● **Records contained in a dataset**
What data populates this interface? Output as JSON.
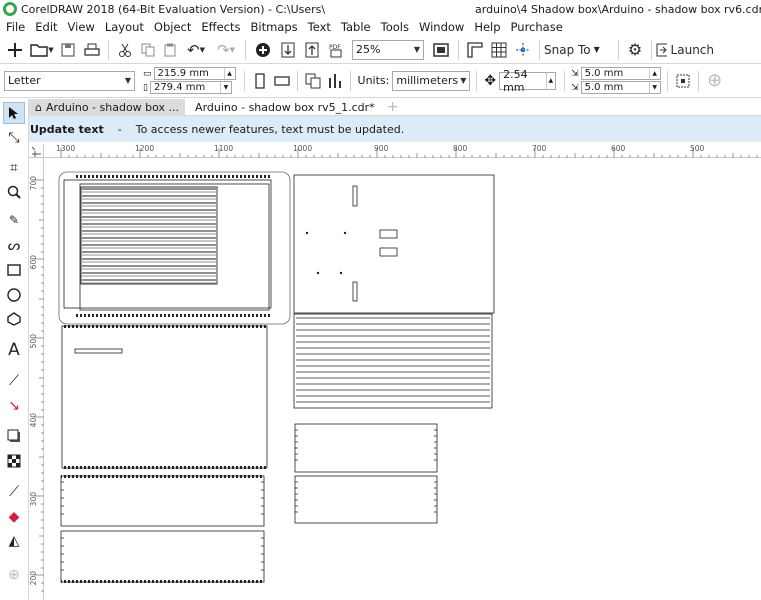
{
  "title": {
    "app": "CorelDRAW 2018 (64-Bit Evaluation Version) - C:\\Users\\",
    "path": "arduino\\4 Shadow box\\Arduino - shadow box rv6.cdr"
  },
  "menu": [
    "File",
    "Edit",
    "View",
    "Layout",
    "Object",
    "Effects",
    "Bitmaps",
    "Text",
    "Table",
    "Tools",
    "Window",
    "Help",
    "Purchase"
  ],
  "toolbar": {
    "zoom": "25%",
    "snap_label": "Snap To",
    "launch_label": "Launch"
  },
  "properties": {
    "page_size": "Letter",
    "width": "215.9 mm",
    "height": "279.4 mm",
    "units_label": "Units:",
    "units_value": "millimeters",
    "nudge": "2.54 mm",
    "dup_x": "5.0 mm",
    "dup_y": "5.0 mm"
  },
  "tabs": {
    "tab1": "Arduino - shadow box ...",
    "tab2": "Arduino - shadow box rv5_1.cdr*"
  },
  "notice": {
    "title": "Update text",
    "dash": "-",
    "message": "To access newer features, text must be updated."
  },
  "ruler": {
    "top": [
      "1300",
      "1200",
      "1100",
      "1000",
      "900",
      "800",
      "700",
      "600",
      "500"
    ],
    "left": [
      "700",
      "600",
      "500",
      "400",
      "300",
      "200"
    ]
  },
  "colors": {
    "notice_bg": "#dcebf6",
    "accent": "#3aa54a"
  },
  "icons": {
    "pick": "pick-tool-icon",
    "zoom": "zoom-tool-icon",
    "text": "text-tool-icon"
  }
}
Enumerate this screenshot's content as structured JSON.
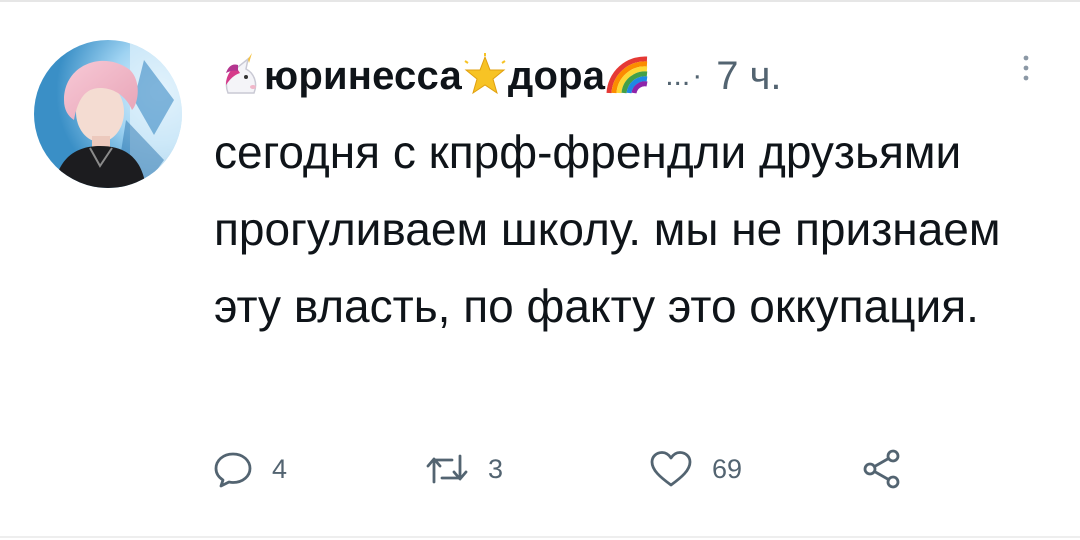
{
  "tweet": {
    "author": {
      "name_parts": [
        "юринесса",
        "дора"
      ],
      "name_emojis": [
        "unicorn",
        "glowing-star",
        "rainbow"
      ]
    },
    "handle_truncated": "...",
    "separator": "·",
    "timestamp": "7 ч.",
    "text": "сегодня с кпрф-френдли друзьями прогуливаем школу. мы не признаем эту власть, по факту это оккупация.",
    "stats": {
      "replies": "4",
      "retweets": "3",
      "likes": "69"
    }
  },
  "icons": {
    "more": "vertical-dots-icon",
    "reply": "speech-bubble-icon",
    "retweet": "retweet-arrows-icon",
    "like": "heart-icon",
    "share": "share-nodes-icon"
  },
  "colors": {
    "text": "#0f1419",
    "secondary": "#536471",
    "background": "#ffffff"
  }
}
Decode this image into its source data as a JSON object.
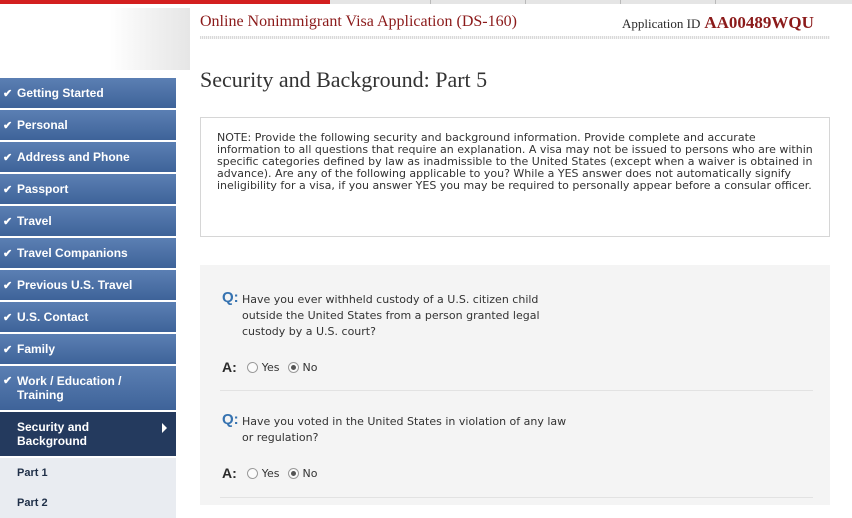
{
  "header": {
    "app_title": "Online Nonimmigrant Visa Application (DS-160)",
    "app_id_label": "Application ID",
    "app_id_value": "AA00489WQU"
  },
  "page": {
    "title": "Security and Background: Part 5"
  },
  "sidebar": {
    "items": [
      {
        "label": "Getting Started",
        "check": "✔"
      },
      {
        "label": "Personal",
        "check": "✔"
      },
      {
        "label": "Address and Phone",
        "check": "✔"
      },
      {
        "label": "Passport",
        "check": "✔"
      },
      {
        "label": "Travel",
        "check": "✔"
      },
      {
        "label": "Travel Companions",
        "check": "✔"
      },
      {
        "label": "Previous U.S. Travel",
        "check": "✔"
      },
      {
        "label": "U.S. Contact",
        "check": "✔"
      },
      {
        "label": "Family",
        "check": "✔"
      },
      {
        "label_line1": "Work / Education /",
        "label_line2": "Training",
        "check": "✔"
      }
    ],
    "active": {
      "line1": "Security and",
      "line2": "Background"
    },
    "subitems": [
      {
        "label": "Part 1"
      },
      {
        "label": "Part 2"
      }
    ]
  },
  "note": {
    "text": "NOTE: Provide the following security and background information. Provide complete and accurate information to all questions that require an explanation. A visa may not be issued to persons who are within specific categories defined by law as inadmissible to the United States (except when a waiver is obtained in advance). Are any of the following applicable to you? While a YES answer does not automatically signify ineligibility for a visa, if you answer YES you may be required to personally appear before a consular officer."
  },
  "questions": [
    {
      "q_label": "Q:",
      "text_lines": [
        "Have you ever withheld custody of a U.S. citizen child",
        "outside the United States from a person granted legal",
        "custody by a U.S. court?"
      ],
      "a_label": "A:",
      "yes_label": "Yes",
      "no_label": "No",
      "selected": "No"
    },
    {
      "q_label": "Q:",
      "text_lines": [
        "Have you voted in the United States in violation of any law",
        "or regulation?"
      ],
      "a_label": "A:",
      "yes_label": "Yes",
      "no_label": "No",
      "selected": "No"
    }
  ]
}
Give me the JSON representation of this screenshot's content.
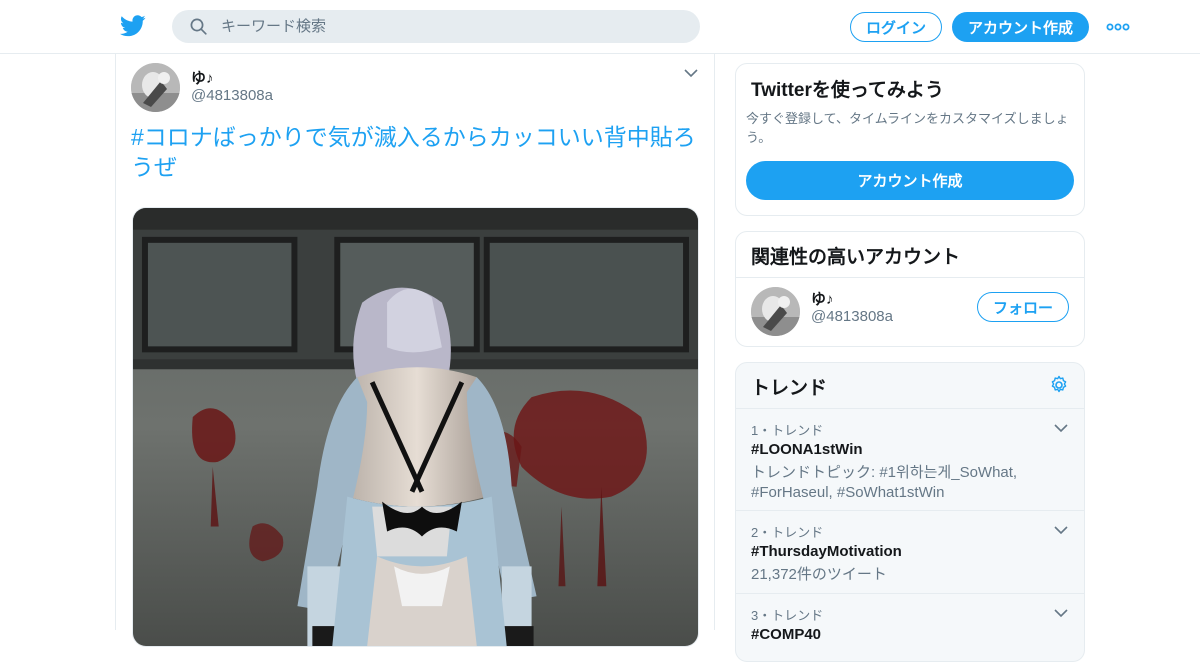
{
  "colors": {
    "accent": "#1da1f2",
    "text": "#14171a",
    "muted": "#657786",
    "border": "#e6ecf0",
    "panel_bg": "#f5f8fa"
  },
  "header": {
    "logo_icon": "twitter-bird-icon",
    "search": {
      "icon": "search-icon",
      "placeholder": "キーワード検索"
    },
    "login_label": "ログイン",
    "signup_label": "アカウント作成",
    "more_icon": "more-dots-icon"
  },
  "tweet": {
    "user": {
      "name": "ゆ♪",
      "handle": "@4813808a"
    },
    "text": "#コロナばっかりで気が滅入るからカッコいい背中貼ろうぜ",
    "caret_icon": "chevron-down-icon",
    "media_icon": "photo"
  },
  "signup_card": {
    "title": "Twitterを使ってみよう",
    "description": "今すぐ登録して、タイムラインをカスタマイズしましょう。",
    "button_label": "アカウント作成"
  },
  "related_card": {
    "title": "関連性の高いアカウント",
    "account": {
      "name": "ゆ♪",
      "handle": "@4813808a"
    },
    "follow_label": "フォロー"
  },
  "trends_card": {
    "title": "トレンド",
    "settings_icon": "gear-icon",
    "items": [
      {
        "meta": "1・トレンド",
        "name": "#LOONA1stWin",
        "detail": "トレンドトピック: #1위하는게_SoWhat, #ForHaseul, #SoWhat1stWin"
      },
      {
        "meta": "2・トレンド",
        "name": "#ThursdayMotivation",
        "detail": "21,372件のツイート"
      },
      {
        "meta": "3・トレンド",
        "name": "#COMP40",
        "detail": ""
      }
    ]
  }
}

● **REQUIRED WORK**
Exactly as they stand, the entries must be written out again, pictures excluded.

● **RESULT OF THIS EXERCISE**
What data populates this interface? Output as JSON.
{
  "title": {
    "app": "CorelDRAW 2018 (64-Bit Evaluation Version) - C:\\Users\\",
    "path": "arduino\\4 Shadow box\\Arduino - shadow box rv6.cdr"
  },
  "menu": [
    "File",
    "Edit",
    "View",
    "Layout",
    "Object",
    "Effects",
    "Bitmaps",
    "Text",
    "Table",
    "Tools",
    "Window",
    "Help",
    "Purchase"
  ],
  "toolbar": {
    "zoom": "25%",
    "snap_label": "Snap To",
    "launch_label": "Launch"
  },
  "properties": {
    "page_size": "Letter",
    "width": "215.9 mm",
    "height": "279.4 mm",
    "units_label": "Units:",
    "units_value": "millimeters",
    "nudge": "2.54 mm",
    "dup_x": "5.0 mm",
    "dup_y": "5.0 mm"
  },
  "tabs": {
    "tab1": "Arduino - shadow box ...",
    "tab2": "Arduino - shadow box rv5_1.cdr*"
  },
  "notice": {
    "title": "Update text",
    "dash": "-",
    "message": "To access newer features, text must be updated."
  },
  "ruler": {
    "top": [
      "1300",
      "1200",
      "1100",
      "1000",
      "900",
      "800",
      "700",
      "600",
      "500"
    ],
    "left": [
      "700",
      "600",
      "500",
      "400",
      "300",
      "200"
    ]
  },
  "colors": {
    "notice_bg": "#dcebf6",
    "accent": "#3aa54a"
  },
  "icons": {
    "pick": "pick-tool-icon",
    "zoom": "zoom-tool-icon",
    "text": "text-tool-icon"
  }
}
Enumerate this screenshot's content as structured JSON.
{
  "tweet": {
    "author": {
      "name_parts": [
        "юринесса",
        "дора"
      ],
      "name_emojis": [
        "unicorn",
        "glowing-star",
        "rainbow"
      ]
    },
    "handle_truncated": "...",
    "separator": "·",
    "timestamp": "7 ч.",
    "text": "сегодня с кпрф-френдли друзьями прогуливаем школу. мы не признаем эту власть, по факту это оккупация.",
    "stats": {
      "replies": "4",
      "retweets": "3",
      "likes": "69"
    }
  },
  "icons": {
    "more": "vertical-dots-icon",
    "reply": "speech-bubble-icon",
    "retweet": "retweet-arrows-icon",
    "like": "heart-icon",
    "share": "share-nodes-icon"
  },
  "colors": {
    "text": "#0f1419",
    "secondary": "#536471",
    "background": "#ffffff"
  }
}
Decode this image into its source data as a JSON object.
{
  "header": {
    "app_title": "Online Nonimmigrant Visa Application (DS-160)",
    "app_id_label": "Application ID",
    "app_id_value": "AA00489WQU"
  },
  "page": {
    "title": "Security and Background: Part 5"
  },
  "sidebar": {
    "items": [
      {
        "label": "Getting Started",
        "check": "✔"
      },
      {
        "label": "Personal",
        "check": "✔"
      },
      {
        "label": "Address and Phone",
        "check": "✔"
      },
      {
        "label": "Passport",
        "check": "✔"
      },
      {
        "label": "Travel",
        "check": "✔"
      },
      {
        "label": "Travel Companions",
        "check": "✔"
      },
      {
        "label": "Previous U.S. Travel",
        "check": "✔"
      },
      {
        "label": "U.S. Contact",
        "check": "✔"
      },
      {
        "label": "Family",
        "check": "✔"
      },
      {
        "label_line1": "Work / Education /",
        "label_line2": "Training",
        "check": "✔"
      }
    ],
    "active": {
      "line1": "Security and",
      "line2": "Background"
    },
    "subitems": [
      {
        "label": "Part 1"
      },
      {
        "label": "Part 2"
      }
    ]
  },
  "note": {
    "text": "NOTE: Provide the following security and background information. Provide complete and accurate information to all questions that require an explanation. A visa may not be issued to persons who are within specific categories defined by law as inadmissible to the United States (except when a waiver is obtained in advance). Are any of the following applicable to you? While a YES answer does not automatically signify ineligibility for a visa, if you answer YES you may be required to personally appear before a consular officer."
  },
  "questions": [
    {
      "q_label": "Q:",
      "text_lines": [
        "Have you ever withheld custody of a U.S. citizen child",
        "outside the United States from a person granted legal",
        "custody by a U.S. court?"
      ],
      "a_label": "A:",
      "yes_label": "Yes",
      "no_label": "No",
      "selected": "No"
    },
    {
      "q_label": "Q:",
      "text_lines": [
        "Have you voted in the United States in violation of any law",
        "or regulation?"
      ],
      "a_label": "A:",
      "yes_label": "Yes",
      "no_label": "No",
      "selected": "No"
    }
  ]
}
Give me the JSON representation of this screenshot's content.
{
  "colors": {
    "accent": "#1da1f2",
    "text": "#14171a",
    "muted": "#657786",
    "border": "#e6ecf0",
    "panel_bg": "#f5f8fa"
  },
  "header": {
    "logo_icon": "twitter-bird-icon",
    "search": {
      "icon": "search-icon",
      "placeholder": "キーワード検索"
    },
    "login_label": "ログイン",
    "signup_label": "アカウント作成",
    "more_icon": "more-dots-icon"
  },
  "tweet": {
    "user": {
      "name": "ゆ♪",
      "handle": "@4813808a"
    },
    "text": "#コロナばっかりで気が滅入るからカッコいい背中貼ろうぜ",
    "caret_icon": "chevron-down-icon",
    "media_icon": "photo"
  },
  "signup_card": {
    "title": "Twitterを使ってみよう",
    "description": "今すぐ登録して、タイムラインをカスタマイズしましょう。",
    "button_label": "アカウント作成"
  },
  "related_card": {
    "title": "関連性の高いアカウント",
    "account": {
      "name": "ゆ♪",
      "handle": "@4813808a"
    },
    "follow_label": "フォロー"
  },
  "trends_card": {
    "title": "トレンド",
    "settings_icon": "gear-icon",
    "items": [
      {
        "meta": "1・トレンド",
        "name": "#LOONA1stWin",
        "detail": "トレンドトピック: #1위하는게_SoWhat, #ForHaseul, #SoWhat1stWin"
      },
      {
        "meta": "2・トレンド",
        "name": "#ThursdayMotivation",
        "detail": "21,372件のツイート"
      },
      {
        "meta": "3・トレンド",
        "name": "#COMP40",
        "detail": ""
      }
    ]
  }
}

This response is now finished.